### Directions
Identify every line in the records below that contains the word "questions", and copy each of those lines.

(Data about app and page elements)
# # # # # # #

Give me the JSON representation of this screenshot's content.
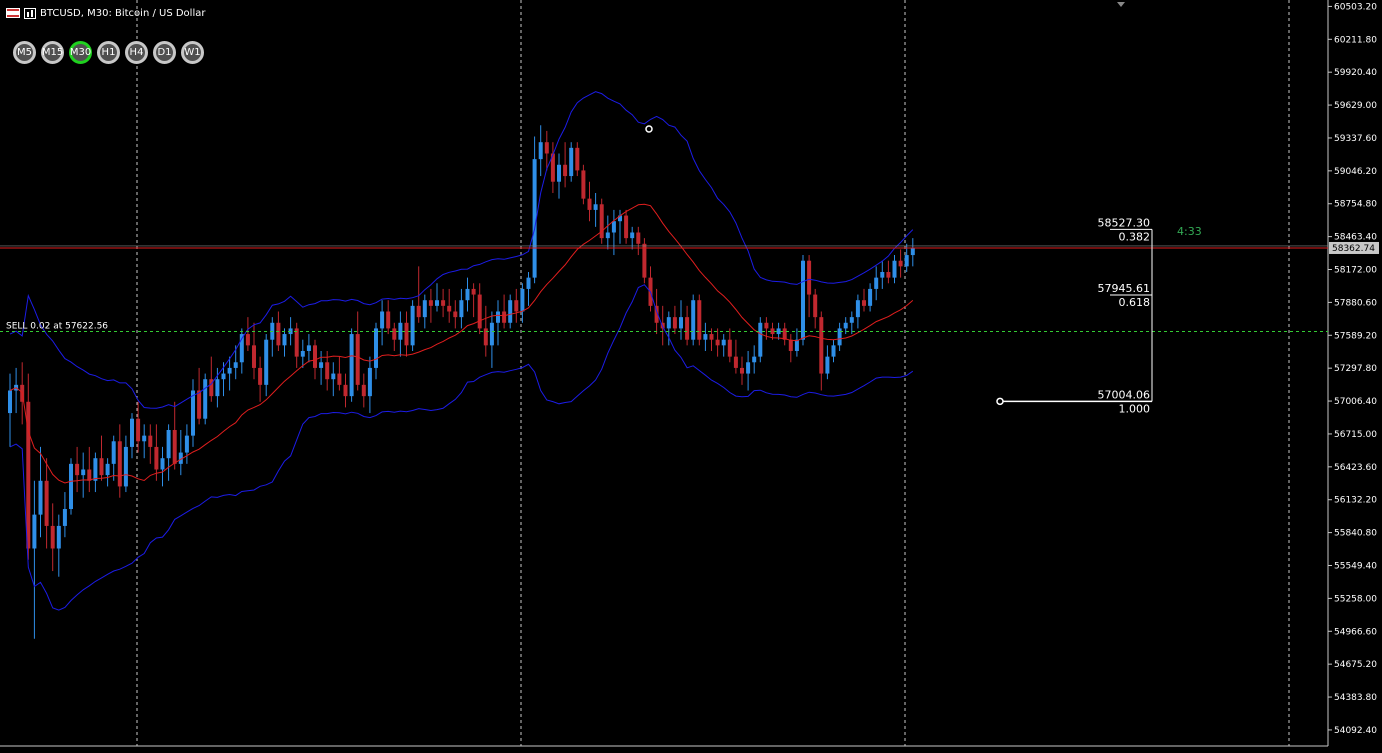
{
  "window": {
    "symbol_title": "BTCUSD, M30:  Bitcoin / US Dollar"
  },
  "timeframes": [
    {
      "label": "M5",
      "active": false
    },
    {
      "label": "M15",
      "active": false
    },
    {
      "label": "M30",
      "active": true
    },
    {
      "label": "H1",
      "active": false
    },
    {
      "label": "H4",
      "active": false
    },
    {
      "label": "D1",
      "active": false
    },
    {
      "label": "W1",
      "active": false
    }
  ],
  "colors": {
    "background": "#000000",
    "bull": "#2f8fe8",
    "bear": "#c0282f",
    "band_outer": "#1c1ce6",
    "band_mid": "#e01e1e",
    "bid_line": "#e01e1e",
    "order_line": "#33cc33",
    "countdown": "#33aa55",
    "active_tf": "#1fd11f"
  },
  "price_axis": {
    "ticks": [
      "60503.20",
      "60211.80",
      "59920.40",
      "59629.00",
      "59337.60",
      "59046.20",
      "58754.80",
      "58463.40",
      "58172.00",
      "57880.60",
      "57589.20",
      "57297.80",
      "57006.40",
      "56715.00",
      "56423.60",
      "56132.20",
      "55840.80",
      "55549.40",
      "55258.00",
      "54966.60",
      "54675.20",
      "54383.80",
      "54092.40"
    ],
    "current_price": "58362.74"
  },
  "order": {
    "label": "SELL 0.02 at 57622.56",
    "price": 57622.56
  },
  "countdown": "4:33",
  "fibo": {
    "levels": [
      {
        "price_label": "58527.30",
        "ratio": "0.382"
      },
      {
        "price_label": "57945.61",
        "ratio": "0.618"
      },
      {
        "price_label": "57004.06",
        "ratio": "1.000"
      }
    ]
  },
  "chart_data": {
    "type": "candlestick",
    "ylim": [
      53950,
      60560
    ],
    "candles": [
      {
        "o": 56900,
        "h": 57250,
        "l": 56600,
        "c": 57100
      },
      {
        "o": 57100,
        "h": 57300,
        "l": 56900,
        "c": 57150
      },
      {
        "o": 57150,
        "h": 57350,
        "l": 56800,
        "c": 57000
      },
      {
        "o": 57000,
        "h": 57250,
        "l": 55600,
        "c": 55700
      },
      {
        "o": 55700,
        "h": 56300,
        "l": 54900,
        "c": 56000
      },
      {
        "o": 56000,
        "h": 56600,
        "l": 55800,
        "c": 56300
      },
      {
        "o": 56300,
        "h": 56500,
        "l": 55700,
        "c": 55900
      },
      {
        "o": 55900,
        "h": 56100,
        "l": 55500,
        "c": 55700
      },
      {
        "o": 55700,
        "h": 56000,
        "l": 55450,
        "c": 55900
      },
      {
        "o": 55900,
        "h": 56200,
        "l": 55800,
        "c": 56050
      },
      {
        "o": 56050,
        "h": 56500,
        "l": 56000,
        "c": 56450
      },
      {
        "o": 56450,
        "h": 56600,
        "l": 56200,
        "c": 56350
      },
      {
        "o": 56350,
        "h": 56550,
        "l": 56150,
        "c": 56400
      },
      {
        "o": 56400,
        "h": 56600,
        "l": 56200,
        "c": 56300
      },
      {
        "o": 56300,
        "h": 56550,
        "l": 56200,
        "c": 56500
      },
      {
        "o": 56500,
        "h": 56700,
        "l": 56300,
        "c": 56350
      },
      {
        "o": 56350,
        "h": 56500,
        "l": 56250,
        "c": 56450
      },
      {
        "o": 56450,
        "h": 56700,
        "l": 56300,
        "c": 56650
      },
      {
        "o": 56650,
        "h": 56800,
        "l": 56150,
        "c": 56250
      },
      {
        "o": 56250,
        "h": 56700,
        "l": 56200,
        "c": 56600
      },
      {
        "o": 56600,
        "h": 56900,
        "l": 56500,
        "c": 56850
      },
      {
        "o": 56850,
        "h": 57000,
        "l": 56550,
        "c": 56650
      },
      {
        "o": 56650,
        "h": 56800,
        "l": 56500,
        "c": 56700
      },
      {
        "o": 56700,
        "h": 56800,
        "l": 56450,
        "c": 56600
      },
      {
        "o": 56600,
        "h": 56800,
        "l": 56300,
        "c": 56400
      },
      {
        "o": 56400,
        "h": 56600,
        "l": 56250,
        "c": 56500
      },
      {
        "o": 56500,
        "h": 56800,
        "l": 56300,
        "c": 56750
      },
      {
        "o": 56750,
        "h": 57000,
        "l": 56400,
        "c": 56450
      },
      {
        "o": 56450,
        "h": 56750,
        "l": 56350,
        "c": 56550
      },
      {
        "o": 56550,
        "h": 56800,
        "l": 56450,
        "c": 56700
      },
      {
        "o": 56700,
        "h": 57200,
        "l": 56600,
        "c": 57100
      },
      {
        "o": 57100,
        "h": 57300,
        "l": 56800,
        "c": 56850
      },
      {
        "o": 56850,
        "h": 57250,
        "l": 56800,
        "c": 57200
      },
      {
        "o": 57200,
        "h": 57400,
        "l": 57000,
        "c": 57050
      },
      {
        "o": 57050,
        "h": 57300,
        "l": 56950,
        "c": 57200
      },
      {
        "o": 57200,
        "h": 57350,
        "l": 57050,
        "c": 57250
      },
      {
        "o": 57250,
        "h": 57400,
        "l": 57100,
        "c": 57300
      },
      {
        "o": 57300,
        "h": 57500,
        "l": 57200,
        "c": 57350
      },
      {
        "o": 57350,
        "h": 57650,
        "l": 57250,
        "c": 57600
      },
      {
        "o": 57600,
        "h": 57750,
        "l": 57450,
        "c": 57500
      },
      {
        "o": 57500,
        "h": 57700,
        "l": 57200,
        "c": 57300
      },
      {
        "o": 57300,
        "h": 57400,
        "l": 57000,
        "c": 57150
      },
      {
        "o": 57150,
        "h": 57600,
        "l": 57050,
        "c": 57550
      },
      {
        "o": 57550,
        "h": 57750,
        "l": 57400,
        "c": 57700
      },
      {
        "o": 57700,
        "h": 57800,
        "l": 57450,
        "c": 57500
      },
      {
        "o": 57500,
        "h": 57650,
        "l": 57400,
        "c": 57600
      },
      {
        "o": 57600,
        "h": 57750,
        "l": 57500,
        "c": 57650
      },
      {
        "o": 57650,
        "h": 57700,
        "l": 57300,
        "c": 57400
      },
      {
        "o": 57400,
        "h": 57550,
        "l": 57300,
        "c": 57450
      },
      {
        "o": 57450,
        "h": 57600,
        "l": 57350,
        "c": 57500
      },
      {
        "o": 57500,
        "h": 57550,
        "l": 57200,
        "c": 57300
      },
      {
        "o": 57300,
        "h": 57450,
        "l": 57150,
        "c": 57350
      },
      {
        "o": 57350,
        "h": 57450,
        "l": 57100,
        "c": 57200
      },
      {
        "o": 57200,
        "h": 57350,
        "l": 57050,
        "c": 57250
      },
      {
        "o": 57250,
        "h": 57400,
        "l": 57100,
        "c": 57150
      },
      {
        "o": 57150,
        "h": 57250,
        "l": 56950,
        "c": 57050
      },
      {
        "o": 57050,
        "h": 57650,
        "l": 57000,
        "c": 57600
      },
      {
        "o": 57600,
        "h": 57800,
        "l": 57100,
        "c": 57150
      },
      {
        "o": 57150,
        "h": 57250,
        "l": 56950,
        "c": 57050
      },
      {
        "o": 57050,
        "h": 57400,
        "l": 56900,
        "c": 57300
      },
      {
        "o": 57300,
        "h": 57700,
        "l": 57200,
        "c": 57650
      },
      {
        "o": 57650,
        "h": 57900,
        "l": 57500,
        "c": 57800
      },
      {
        "o": 57800,
        "h": 57900,
        "l": 57600,
        "c": 57650
      },
      {
        "o": 57650,
        "h": 57700,
        "l": 57450,
        "c": 57550
      },
      {
        "o": 57550,
        "h": 57800,
        "l": 57400,
        "c": 57700
      },
      {
        "o": 57700,
        "h": 57800,
        "l": 57400,
        "c": 57500
      },
      {
        "o": 57500,
        "h": 57900,
        "l": 57450,
        "c": 57850
      },
      {
        "o": 57850,
        "h": 58200,
        "l": 57700,
        "c": 57750
      },
      {
        "o": 57750,
        "h": 57950,
        "l": 57650,
        "c": 57900
      },
      {
        "o": 57900,
        "h": 58000,
        "l": 57700,
        "c": 57850
      },
      {
        "o": 57850,
        "h": 58050,
        "l": 57800,
        "c": 57900
      },
      {
        "o": 57900,
        "h": 58000,
        "l": 57750,
        "c": 57850
      },
      {
        "o": 57850,
        "h": 58000,
        "l": 57700,
        "c": 57800
      },
      {
        "o": 57800,
        "h": 57900,
        "l": 57650,
        "c": 57750
      },
      {
        "o": 57750,
        "h": 58000,
        "l": 57650,
        "c": 57900
      },
      {
        "o": 57900,
        "h": 58100,
        "l": 57800,
        "c": 58000
      },
      {
        "o": 58000,
        "h": 58050,
        "l": 57750,
        "c": 57950
      },
      {
        "o": 57950,
        "h": 58050,
        "l": 57600,
        "c": 57650
      },
      {
        "o": 57650,
        "h": 57850,
        "l": 57400,
        "c": 57500
      },
      {
        "o": 57500,
        "h": 57800,
        "l": 57300,
        "c": 57700
      },
      {
        "o": 57700,
        "h": 57900,
        "l": 57500,
        "c": 57800
      },
      {
        "o": 57800,
        "h": 57950,
        "l": 57650,
        "c": 57700
      },
      {
        "o": 57700,
        "h": 57950,
        "l": 57650,
        "c": 57900
      },
      {
        "o": 57900,
        "h": 58000,
        "l": 57700,
        "c": 57800
      },
      {
        "o": 57800,
        "h": 58050,
        "l": 57700,
        "c": 58000
      },
      {
        "o": 58000,
        "h": 58150,
        "l": 57850,
        "c": 58100
      },
      {
        "o": 58100,
        "h": 59350,
        "l": 58050,
        "c": 59150
      },
      {
        "o": 59150,
        "h": 59450,
        "l": 59000,
        "c": 59300
      },
      {
        "o": 59300,
        "h": 59400,
        "l": 59050,
        "c": 59200
      },
      {
        "o": 59200,
        "h": 59300,
        "l": 58850,
        "c": 58950
      },
      {
        "o": 58950,
        "h": 59200,
        "l": 58800,
        "c": 59100
      },
      {
        "o": 59100,
        "h": 59300,
        "l": 58900,
        "c": 59000
      },
      {
        "o": 59000,
        "h": 59300,
        "l": 58950,
        "c": 59250
      },
      {
        "o": 59250,
        "h": 59300,
        "l": 59000,
        "c": 59050
      },
      {
        "o": 59050,
        "h": 59100,
        "l": 58750,
        "c": 58800
      },
      {
        "o": 58800,
        "h": 58950,
        "l": 58600,
        "c": 58700
      },
      {
        "o": 58700,
        "h": 58850,
        "l": 58550,
        "c": 58750
      },
      {
        "o": 58750,
        "h": 58800,
        "l": 58400,
        "c": 58450
      },
      {
        "o": 58450,
        "h": 58650,
        "l": 58350,
        "c": 58500
      },
      {
        "o": 58500,
        "h": 58700,
        "l": 58300,
        "c": 58600
      },
      {
        "o": 58600,
        "h": 58700,
        "l": 58400,
        "c": 58650
      },
      {
        "o": 58650,
        "h": 58700,
        "l": 58400,
        "c": 58450
      },
      {
        "o": 58450,
        "h": 58550,
        "l": 58350,
        "c": 58500
      },
      {
        "o": 58500,
        "h": 58550,
        "l": 58300,
        "c": 58400
      },
      {
        "o": 58400,
        "h": 58450,
        "l": 58050,
        "c": 58100
      },
      {
        "o": 58100,
        "h": 58200,
        "l": 57800,
        "c": 57850
      },
      {
        "o": 57850,
        "h": 58000,
        "l": 57600,
        "c": 57700
      },
      {
        "o": 57700,
        "h": 57850,
        "l": 57500,
        "c": 57650
      },
      {
        "o": 57650,
        "h": 57800,
        "l": 57500,
        "c": 57750
      },
      {
        "o": 57750,
        "h": 57850,
        "l": 57600,
        "c": 57650
      },
      {
        "o": 57650,
        "h": 57900,
        "l": 57550,
        "c": 57750
      },
      {
        "o": 57750,
        "h": 57850,
        "l": 57500,
        "c": 57550
      },
      {
        "o": 57550,
        "h": 57950,
        "l": 57500,
        "c": 57900
      },
      {
        "o": 57900,
        "h": 57950,
        "l": 57500,
        "c": 57550
      },
      {
        "o": 57550,
        "h": 57700,
        "l": 57450,
        "c": 57600
      },
      {
        "o": 57600,
        "h": 57650,
        "l": 57450,
        "c": 57550
      },
      {
        "o": 57550,
        "h": 57650,
        "l": 57400,
        "c": 57500
      },
      {
        "o": 57500,
        "h": 57600,
        "l": 57400,
        "c": 57550
      },
      {
        "o": 57550,
        "h": 57650,
        "l": 57350,
        "c": 57400
      },
      {
        "o": 57400,
        "h": 57550,
        "l": 57250,
        "c": 57300
      },
      {
        "o": 57300,
        "h": 57400,
        "l": 57150,
        "c": 57250
      },
      {
        "o": 57250,
        "h": 57450,
        "l": 57100,
        "c": 57350
      },
      {
        "o": 57350,
        "h": 57500,
        "l": 57250,
        "c": 57400
      },
      {
        "o": 57400,
        "h": 57750,
        "l": 57350,
        "c": 57700
      },
      {
        "o": 57700,
        "h": 57750,
        "l": 57550,
        "c": 57650
      },
      {
        "o": 57650,
        "h": 57700,
        "l": 57550,
        "c": 57600
      },
      {
        "o": 57600,
        "h": 57700,
        "l": 57550,
        "c": 57650
      },
      {
        "o": 57650,
        "h": 57700,
        "l": 57500,
        "c": 57550
      },
      {
        "o": 57550,
        "h": 57600,
        "l": 57350,
        "c": 57450
      },
      {
        "o": 57450,
        "h": 57650,
        "l": 57400,
        "c": 57550
      },
      {
        "o": 57550,
        "h": 58300,
        "l": 57500,
        "c": 58250
      },
      {
        "o": 58250,
        "h": 58300,
        "l": 57750,
        "c": 57950
      },
      {
        "o": 57950,
        "h": 58000,
        "l": 57650,
        "c": 57750
      },
      {
        "o": 57750,
        "h": 57800,
        "l": 57100,
        "c": 57250
      },
      {
        "o": 57250,
        "h": 57500,
        "l": 57200,
        "c": 57400
      },
      {
        "o": 57400,
        "h": 57550,
        "l": 57350,
        "c": 57500
      },
      {
        "o": 57500,
        "h": 57700,
        "l": 57450,
        "c": 57650
      },
      {
        "o": 57650,
        "h": 57750,
        "l": 57600,
        "c": 57700
      },
      {
        "o": 57700,
        "h": 57800,
        "l": 57600,
        "c": 57750
      },
      {
        "o": 57750,
        "h": 57950,
        "l": 57650,
        "c": 57900
      },
      {
        "o": 57900,
        "h": 58000,
        "l": 57800,
        "c": 57850
      },
      {
        "o": 57850,
        "h": 58050,
        "l": 57800,
        "c": 58000
      },
      {
        "o": 58000,
        "h": 58200,
        "l": 57900,
        "c": 58100
      },
      {
        "o": 58100,
        "h": 58250,
        "l": 58000,
        "c": 58150
      },
      {
        "o": 58150,
        "h": 58250,
        "l": 58050,
        "c": 58100
      },
      {
        "o": 58100,
        "h": 58300,
        "l": 58050,
        "c": 58250
      },
      {
        "o": 58250,
        "h": 58350,
        "l": 58100,
        "c": 58200
      },
      {
        "o": 58200,
        "h": 58400,
        "l": 58150,
        "c": 58300
      },
      {
        "o": 58300,
        "h": 58450,
        "l": 58200,
        "c": 58362.74
      }
    ]
  }
}
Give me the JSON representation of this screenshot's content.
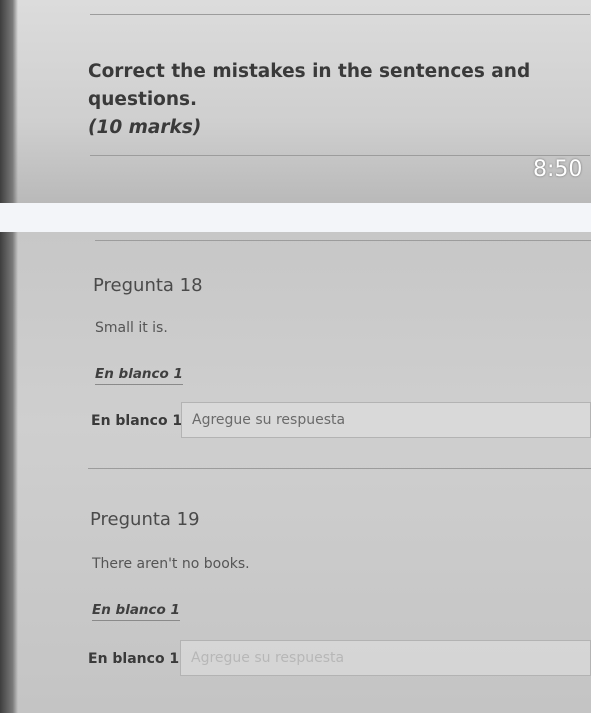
{
  "instructions": {
    "line1": "Correct the mistakes in the sentences and questions.",
    "marks": "(10 marks)"
  },
  "status": {
    "time": "8:50"
  },
  "questions": [
    {
      "title": "Pregunta 18",
      "sentence": "Small it is.",
      "blank_heading": "En blanco 1",
      "field_label": "En blanco 1",
      "placeholder": "Agregue su respuesta"
    },
    {
      "title": "Pregunta 19",
      "sentence": "There aren't no books.",
      "blank_heading": "En blanco 1",
      "field_label": "En blanco 1",
      "placeholder": "Agregue su respuesta"
    }
  ]
}
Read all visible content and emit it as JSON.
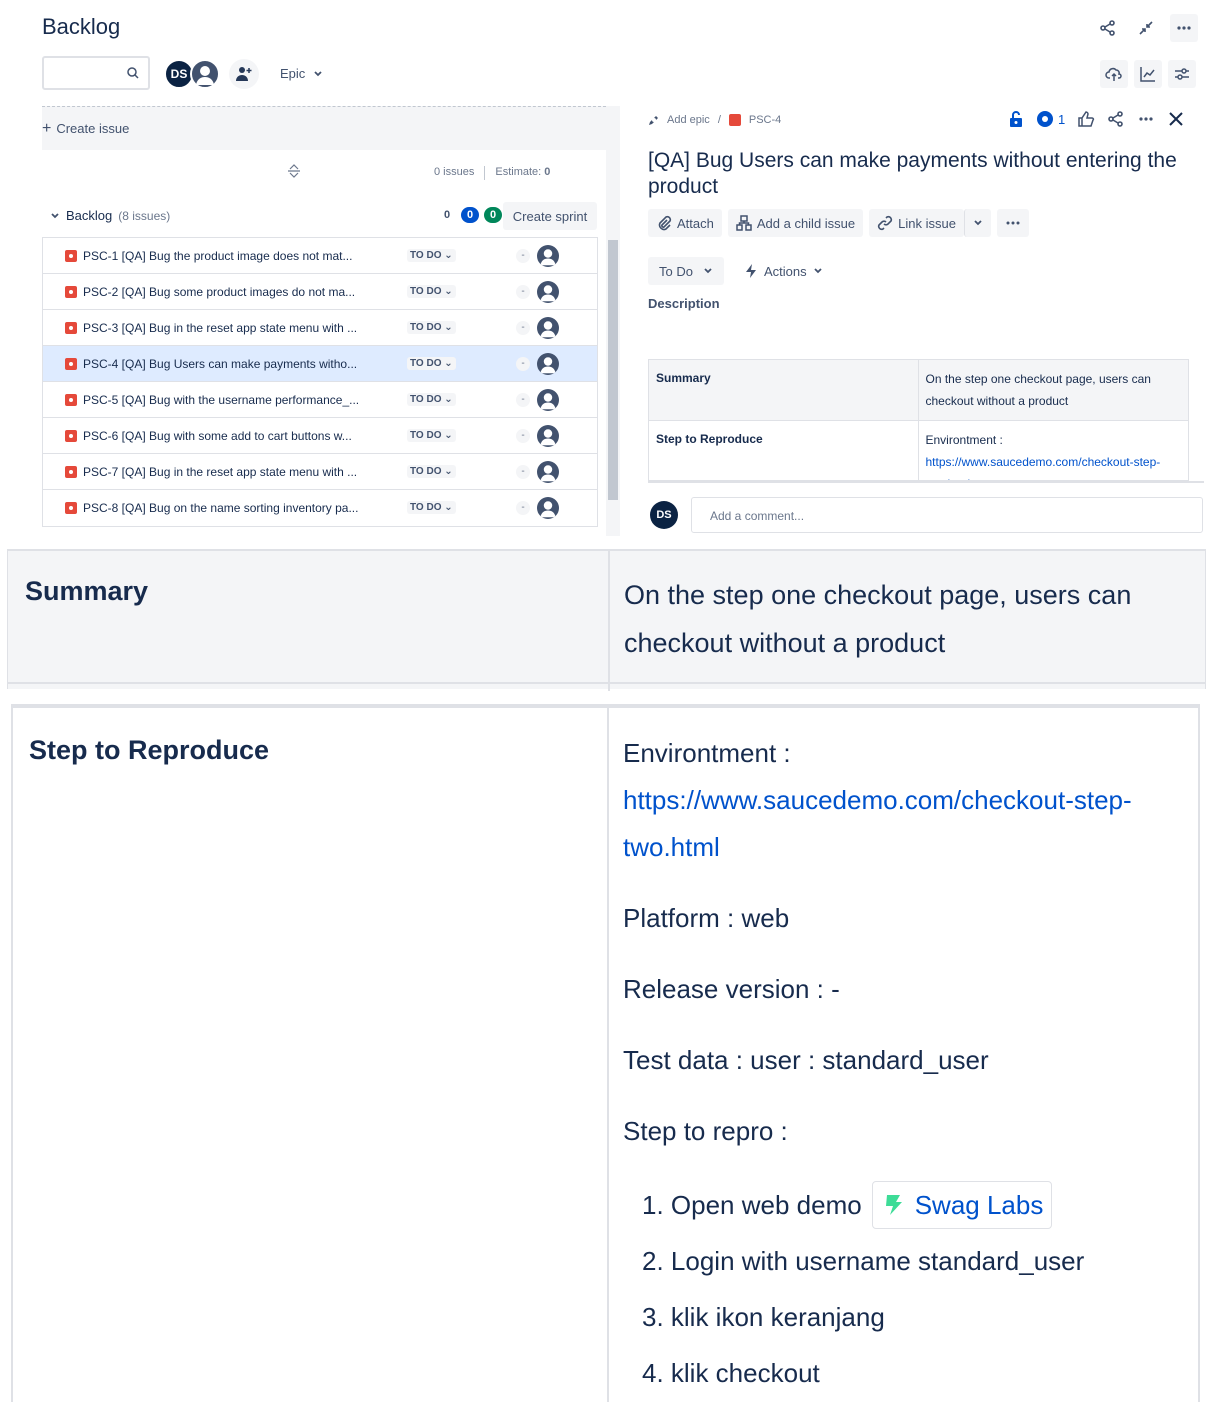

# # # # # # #

### Result of this task
    "line1": "Correct the mistakes in the sentences and questions.",
  "questions": [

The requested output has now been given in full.